A Student’s Take on Oakland’s Gentrification

 Image from nextcity.org

Image from nextcity.org

This article was first published on http://www.energyconvertors.org

By: Anacelia Rodriguez

In Oakland, I have many friends who live in the Oakland hills, low income regions of Oakland and some don’t even live in Oakland to avoid high priced living. This not only affects the people that have lived here all their life but it also affects my own family. This is causing families such as mines to look for houses or living situations in places outside Oakland. This issue is most of the people driven out have children that go to school here. I struggle with that the only reason I am staying is due to my education and my mother wants me to stay somewhere, where I am striving to do better and stay on task.

The gentrification is messing with the diversity of Oakland. On the SFGATE, they stated “Oakland lost almost half of its African American population from 1990 to 2011, and fewer African Americans own homes…”(Jones 1). This breaks my heart. Can you imagine these percentage drops happening so quickly? The people that ‘replace’ them are nothing like you, don’t look like you, judge you. It not just my feelings, I’m writing for the lucky bunch of people that have been living in Oakland for a while that feel things are changing too fast and not for the benefit of Oakland citizens.

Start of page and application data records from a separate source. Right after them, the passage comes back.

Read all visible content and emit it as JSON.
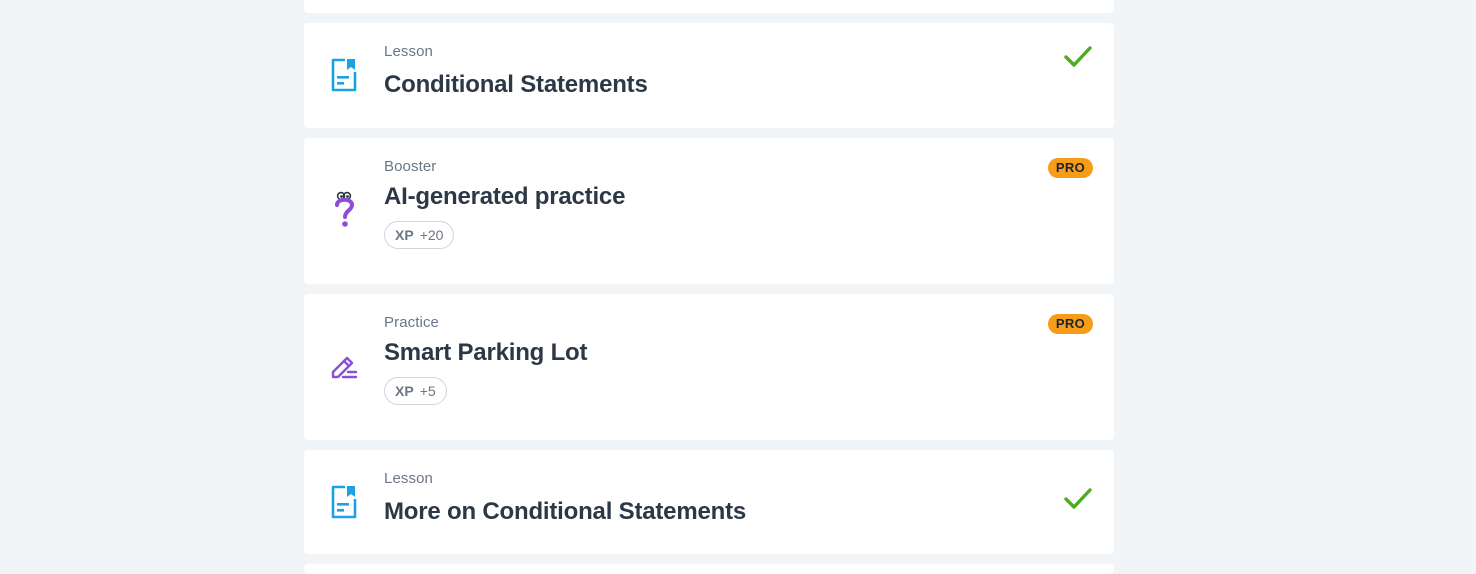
{
  "cards": [
    {
      "type": "Lesson",
      "title": "Conditional Statements",
      "icon": "lesson-doc-icon",
      "status": "completed"
    },
    {
      "type": "Booster",
      "title": "AI-generated practice",
      "icon": "question-mark-icon",
      "badge": "PRO",
      "xp_label": "XP",
      "xp_value": "+20"
    },
    {
      "type": "Practice",
      "title": "Smart Parking Lot",
      "icon": "pencil-icon",
      "badge": "PRO",
      "xp_label": "XP",
      "xp_value": "+5"
    },
    {
      "type": "Lesson",
      "title": "More on Conditional Statements",
      "icon": "lesson-doc-icon",
      "status": "completed"
    }
  ],
  "colors": {
    "background": "#f2f5f7",
    "lesson_icon": "#1da1e5",
    "booster_icon": "#8a4fd6",
    "practice_icon": "#8a4fd6",
    "check": "#4bae1f",
    "pro_badge": "#f59d18"
  }
}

KQED’s Olivia Allen-Price states, “…Between 2010 and 2014…28 percent of those leaving Oakland made less than $30,000… at the other end of the spectrum, high-income earners making $150,000 or more are leaving at a rate about 30 percent lower than expected…” This is significant because all these new people, mostly white, are moving here seem either unaware or uninterested of what they are doing to Oakland natives, and I think it is messed up. You see these statistics every day in the streets. I walk home and don’t see people that look like me anymore. They seem friendly, but it’s hard for me to smile back when I know they drive out my friends, family, and potentially me.

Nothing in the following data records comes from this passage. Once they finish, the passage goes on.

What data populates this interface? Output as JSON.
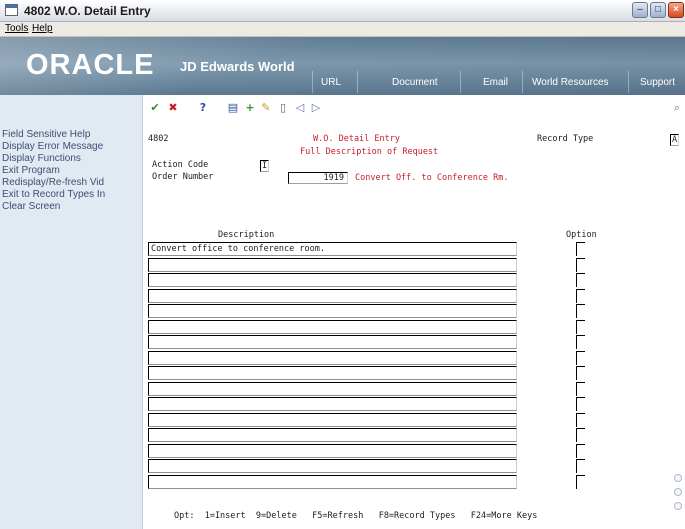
{
  "window": {
    "title": "4802    W.O. Detail Entry"
  },
  "menu": {
    "tools": "Tools",
    "help": "Help"
  },
  "banner": {
    "brand": "ORACLE",
    "brand_sub": "JD Edwards World",
    "tabs": [
      "URL",
      "Document",
      "Email",
      "World Resources",
      "Support"
    ]
  },
  "toolbar": {
    "icons": [
      "check-icon",
      "cancel-icon",
      "help-icon",
      "display-icon",
      "add-icon",
      "edit-icon",
      "delete-icon",
      "previous-icon",
      "next-icon"
    ]
  },
  "sidebar": {
    "items": [
      "Field Sensitive Help",
      "Display Error Message",
      "Display Functions",
      "Exit Program",
      "Redisplay/Re-fresh Vid",
      "Exit to Record Types In",
      "Clear Screen"
    ]
  },
  "form": {
    "program_id": "4802",
    "form_title": "W.O. Detail Entry",
    "form_subtitle": "Full Description of Request",
    "record_type_label": "Record Type",
    "record_type_value": "A",
    "action_code_label": "Action Code",
    "action_code_value": "I",
    "order_number_label": "Order Number",
    "order_number_value": "1919",
    "order_description": "Convert Off. to Conference Rm.",
    "description_header": "Description",
    "option_header": "Option",
    "description_rows": [
      "Convert office to conference room.",
      "",
      "",
      "",
      "",
      "",
      "",
      "",
      "",
      "",
      "",
      "",
      "",
      "",
      "",
      ""
    ],
    "footer_keys": "Opt:  1=Insert  9=Delete   F5=Refresh   F8=Record Types   F24=More Keys"
  },
  "colors": {
    "label_red": "#c8202a",
    "banner": "#6f8ba1",
    "sidebar_bg": "#e1e9f3",
    "sidebar_text": "#3d4f73"
  }
}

By paying attention to what’s happening locally and helping one another out in a time of need we can stand up in what we believe in. We can’t stay silent when there is wrong going on all around us. We need this change for the future generations and community to see what it is like to stand your ground when times get tough.